[Dataset rows for apps and sites]
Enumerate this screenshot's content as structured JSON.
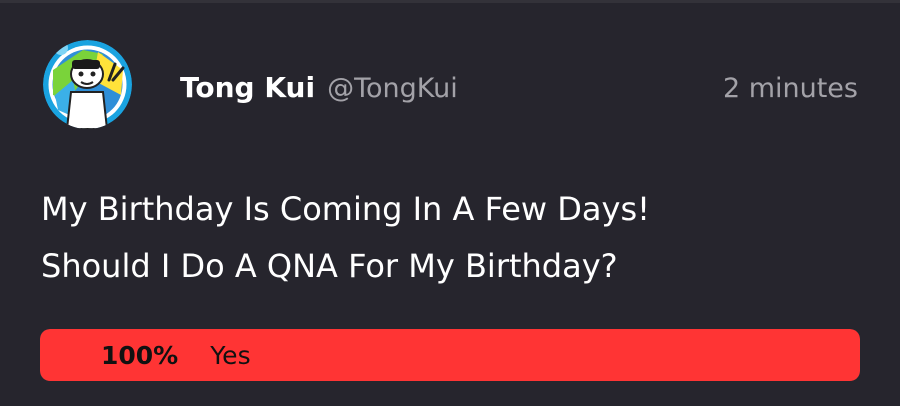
{
  "post": {
    "author": {
      "display_name": "Tong Kui",
      "handle": "@TongKui",
      "avatar_icon": "cartoon-avatar-icon"
    },
    "timestamp": "2 minutes",
    "text_lines": [
      "My Birthday Is Coming In A Few Days!",
      "Should I Do A QNA For My Birthday?"
    ]
  },
  "poll": {
    "options": [
      {
        "percent_label": "100%",
        "percent_value": 100,
        "label": "Yes"
      }
    ],
    "colors": {
      "fill": "#ff3434",
      "track": "#3a3941"
    }
  },
  "colors": {
    "background": "#26252d",
    "text": "#ffffff",
    "muted_text": "#a3a2a8"
  }
}
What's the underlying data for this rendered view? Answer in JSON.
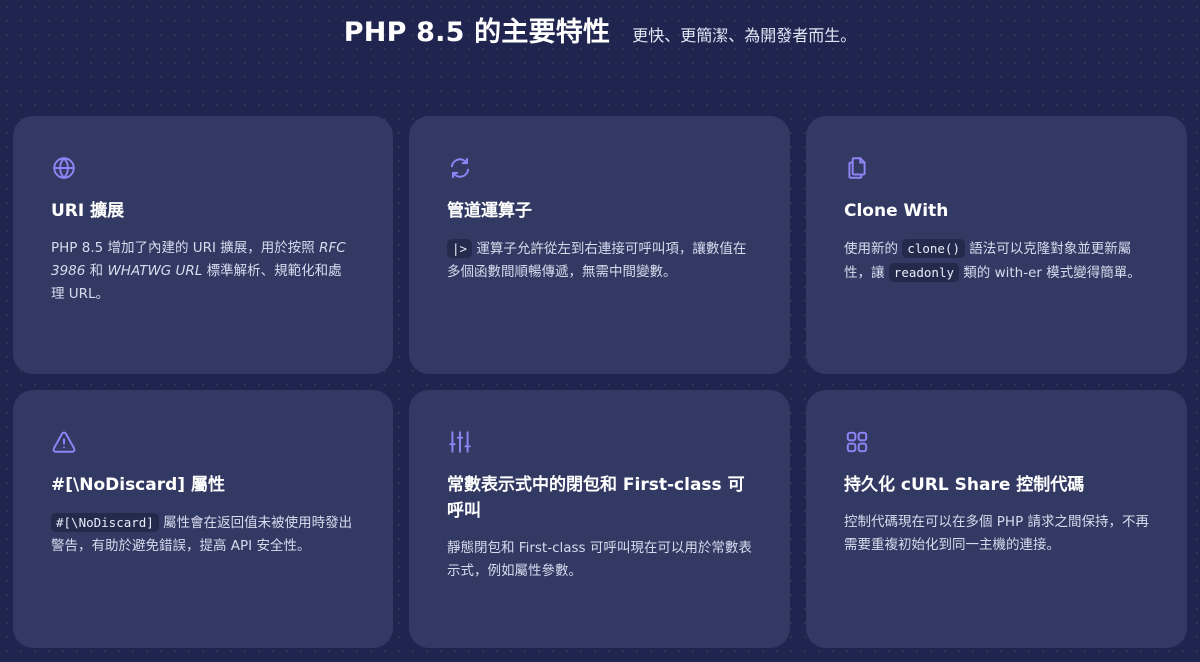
{
  "header": {
    "title": "PHP 8.5 的主要特性",
    "subtitle": "更快、更簡潔、為開發者而生。"
  },
  "colors": {
    "background": "#20254f",
    "card": "#323962",
    "accent_icon": "#8f84f5",
    "code_bg": "#242a4c"
  },
  "cards": [
    {
      "icon": "globe-icon",
      "title": "URI 擴展",
      "body": {
        "p1": "PHP 8.5 增加了內建的 URI 擴展，用於按照 ",
        "em1": "RFC 3986",
        "p2": " 和 ",
        "em2": "WHATWG URL",
        "p3": " 標準解析、規範化和處理 URL。"
      }
    },
    {
      "icon": "refresh-icon",
      "title": "管道運算子",
      "body": {
        "code1": "|>",
        "p1": " 運算子允許從左到右連接可呼叫項，讓數值在多個函數間順暢傳遞，無需中間變數。"
      }
    },
    {
      "icon": "copy-icon",
      "title": "Clone With",
      "body": {
        "p1": "使用新的 ",
        "code1": "clone()",
        "p2": " 語法可以克隆對象並更新屬性，讓 ",
        "code2": "readonly",
        "p3": " 類的 with-er 模式變得簡單。"
      }
    },
    {
      "icon": "warning-icon",
      "title": "#[\\NoDiscard] 屬性",
      "body": {
        "code1": "#[\\NoDiscard]",
        "p1": " 屬性會在返回值未被使用時發出警告，有助於避免錯誤，提高 API 安全性。"
      }
    },
    {
      "icon": "sliders-icon",
      "title": "常數表示式中的閉包和 First-class 可呼叫",
      "body": {
        "p1": "靜態閉包和 First-class 可呼叫現在可以用於常數表示式，例如屬性參數。"
      }
    },
    {
      "icon": "grid-icon",
      "title": "持久化 cURL Share 控制代碼",
      "body": {
        "p1": "控制代碼現在可以在多個 PHP 請求之間保持，不再需要重複初始化到同一主機的連接。"
      }
    }
  ]
}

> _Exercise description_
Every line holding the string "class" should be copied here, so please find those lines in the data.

> _Your solution_
      "title": "常數表示式中的閉包和 First-class 可呼叫",
        "p1": "靜態閉包和 First-class 可呼叫現在可以用於常數表示式，例如屬性參數。"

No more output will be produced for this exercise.